Japans Soichi Noguchi wrestled to pull the 660-pound (300 kg) gyroscope from the station, then held on while Wendy Lawrence, inside the spacecraft, worked controls to swing the robot arm on which he stood back to Discovery. Youve got a ticket to ride, fellow spacewalker Steve Robinson joked. They were to replace the broken gyroscope, which has not worked since June 2002, with a new one in a 6 1/2 hour spacewalk, the second of at least three they will perform.
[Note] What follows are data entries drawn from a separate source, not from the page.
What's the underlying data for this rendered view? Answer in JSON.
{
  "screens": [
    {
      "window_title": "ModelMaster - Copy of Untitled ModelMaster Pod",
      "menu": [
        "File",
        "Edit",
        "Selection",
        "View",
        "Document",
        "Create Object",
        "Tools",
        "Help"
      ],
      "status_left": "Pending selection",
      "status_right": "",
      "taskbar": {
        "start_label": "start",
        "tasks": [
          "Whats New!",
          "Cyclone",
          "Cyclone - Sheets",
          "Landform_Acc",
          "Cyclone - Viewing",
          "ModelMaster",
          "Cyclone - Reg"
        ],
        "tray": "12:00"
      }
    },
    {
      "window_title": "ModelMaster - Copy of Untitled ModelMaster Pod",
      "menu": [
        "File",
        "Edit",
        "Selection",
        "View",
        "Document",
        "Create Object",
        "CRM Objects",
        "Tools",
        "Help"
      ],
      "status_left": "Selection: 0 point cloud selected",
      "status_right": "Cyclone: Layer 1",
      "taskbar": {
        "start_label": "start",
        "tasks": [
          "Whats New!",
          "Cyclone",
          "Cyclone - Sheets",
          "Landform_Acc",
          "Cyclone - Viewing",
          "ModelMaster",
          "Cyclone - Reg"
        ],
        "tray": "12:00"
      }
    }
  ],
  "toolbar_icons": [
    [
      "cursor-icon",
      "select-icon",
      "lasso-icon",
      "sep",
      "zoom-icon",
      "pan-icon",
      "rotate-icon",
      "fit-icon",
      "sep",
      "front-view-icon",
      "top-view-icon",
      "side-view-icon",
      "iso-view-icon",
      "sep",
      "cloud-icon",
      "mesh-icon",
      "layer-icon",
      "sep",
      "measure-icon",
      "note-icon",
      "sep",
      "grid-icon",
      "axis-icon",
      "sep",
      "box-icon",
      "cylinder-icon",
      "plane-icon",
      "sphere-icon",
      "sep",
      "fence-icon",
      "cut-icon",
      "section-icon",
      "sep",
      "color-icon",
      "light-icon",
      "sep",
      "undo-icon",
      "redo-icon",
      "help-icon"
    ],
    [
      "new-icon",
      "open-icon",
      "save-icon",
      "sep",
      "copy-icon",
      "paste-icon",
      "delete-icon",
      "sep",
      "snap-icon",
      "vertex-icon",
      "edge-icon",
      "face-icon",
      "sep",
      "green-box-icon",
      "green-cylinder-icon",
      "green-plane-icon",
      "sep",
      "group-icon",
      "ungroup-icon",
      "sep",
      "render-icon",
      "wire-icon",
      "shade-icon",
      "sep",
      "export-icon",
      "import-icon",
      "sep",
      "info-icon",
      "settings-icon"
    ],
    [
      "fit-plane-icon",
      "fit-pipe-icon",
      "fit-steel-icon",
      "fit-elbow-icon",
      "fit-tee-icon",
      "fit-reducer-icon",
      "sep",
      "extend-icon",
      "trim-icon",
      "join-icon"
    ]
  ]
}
NASA said on Sunday a fourth spacewalk might be needed to trim or remove loose material sticking out from heat-resistant tiles on Discoverys belly, an operation astronauts have never done before. The gyroscope replacement is one of the critical tasks of this mission because gyroscopes keep the 200-ton space station correctly positioned. It has four of the units, which look like large toy tops, but only two were working before Discoverys arrival. Robinson and Noguchi repaired the other malfunctioning gyroscope in their first spacewalk on Saturday.